In addition to revising its policy, SMBC Group has also announced a statement against NGOs’ and individual shareholders’ shareholder proposals related to climate change. Below is our response to these statements.
(1) The company’s current measures are insufficient to meet the Paris goals
The company claims it is “already promoting initiatives related to what this shareholder proposal seeks (implementation of loans and investments aligned with the goals of the Paris Agreement) as part of its management policy” and that “while supporting the Japanese government’s policy, SMBC Group work earnestly to reduce GHG emissions in line with the goals of the Paris Agreement”. However, its initiatives and policies are insufficient in light of 1.5 degrees trajectories.
The Japanese government’s climate policy and actions, including net-zero by 2050 and a 46% reduction target in 2030, are evaluated as “insufficient” by climate scientists (2). The company needs to strengthen its policy and actions beyond what the government has committed.
If the company is “earnestly” working on climate action, there is no reason for them to refuse to add our proposals to their article of incorporation. By adding them, the company can appeal to the national and the global market as one of the leading financial institutions that work to tackle climate change.
(2) The amendment of the Articles of Incorporation is the only way climate-related resolutions can avoid being rejected under Japan’s law
The company stated, “the Articles of Incorporation stipulate fundamental policies in the operation of a company, and therefore is inappropriate to stipulate matters concerning individual and specific business execution” and that our proposals fall into such cases. However, in light of the Companies Act of Japan, this is the only way shareholder proposals can avoid being rejected by the company as unlawful.
(3) Provisions in our proposals are fundamental policies that do not change very frequently
The company explained, “Changes to the Articles of Incorporation require a special resolution at the General Meeting of Shareholders, therefore, if this proposal is approved, it will make it difficult for the Company to respond and adjust flexibly.” However, it is unclear what kind of flexible responses and adjustments are difficult to make by the company. Our proposals stipulate a broad framework that requires disclosure of business plans, including short and mid-term targets consistent with the Paris goals and lending consistent with the net-zero emission scenario, which is not subject to change very frequently.
Given the increasing certainty of scientific findings by the Intergovernmental Panel on Climate Change (IPCC), it is clear that a direction towards net-zero is necessary and our proposals are consistent with the SMBC Group’s own 2050 net-zero target.

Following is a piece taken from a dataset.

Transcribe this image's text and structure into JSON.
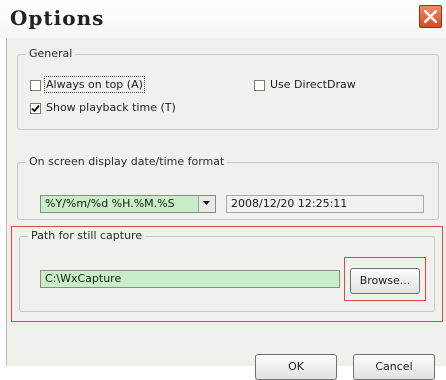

- SMBC Group, “Strengthening Efforts against Climate Change” – May 13, 2022 https://www.smbc.co.jp/news_e/pdf/e20220513_03.pdf
- SMBC Group, “Strengthening Efforts against Climate Change” – May 13, 2022 https://www.smfg.co.jp/news_e/pdf/e20220513_04.pdf
- SMBC Group, “Opinion of SMFG’s Board of Directors on Shareholder Proposals” – May 13, 2022 https://www.smfg.co.jp/news_e/pdf/e20220513_02.pdf
- 350.org Japan and others “Press Release: Corporate Japan faces record number of climate shareholder resolutions” April 13, 2022 https://world.350.org/ja/press-release/20220413-en/
- SMBC Group states that the term “upstream business” also includes “integrated oil and gas companies”. Although the details and the company’s definition of “upstream” are not clear, the stages from resource exploration, development, and production in the fossil fuel business are generally referred to as “upstream”, while the stages of refining, marketing, and transportation of the produced fossil fuel are called “downstream”.
- Climate Action Tracker, an international group of climate researchers, rates the Japanese government’s overall climate policy as “insufficient” (as of Feb 10, 2022) , including the path to achieving Net Zero in 2050 and 2030 target of reducing greenhouse gas emissions by 46-50% from 2013 levels.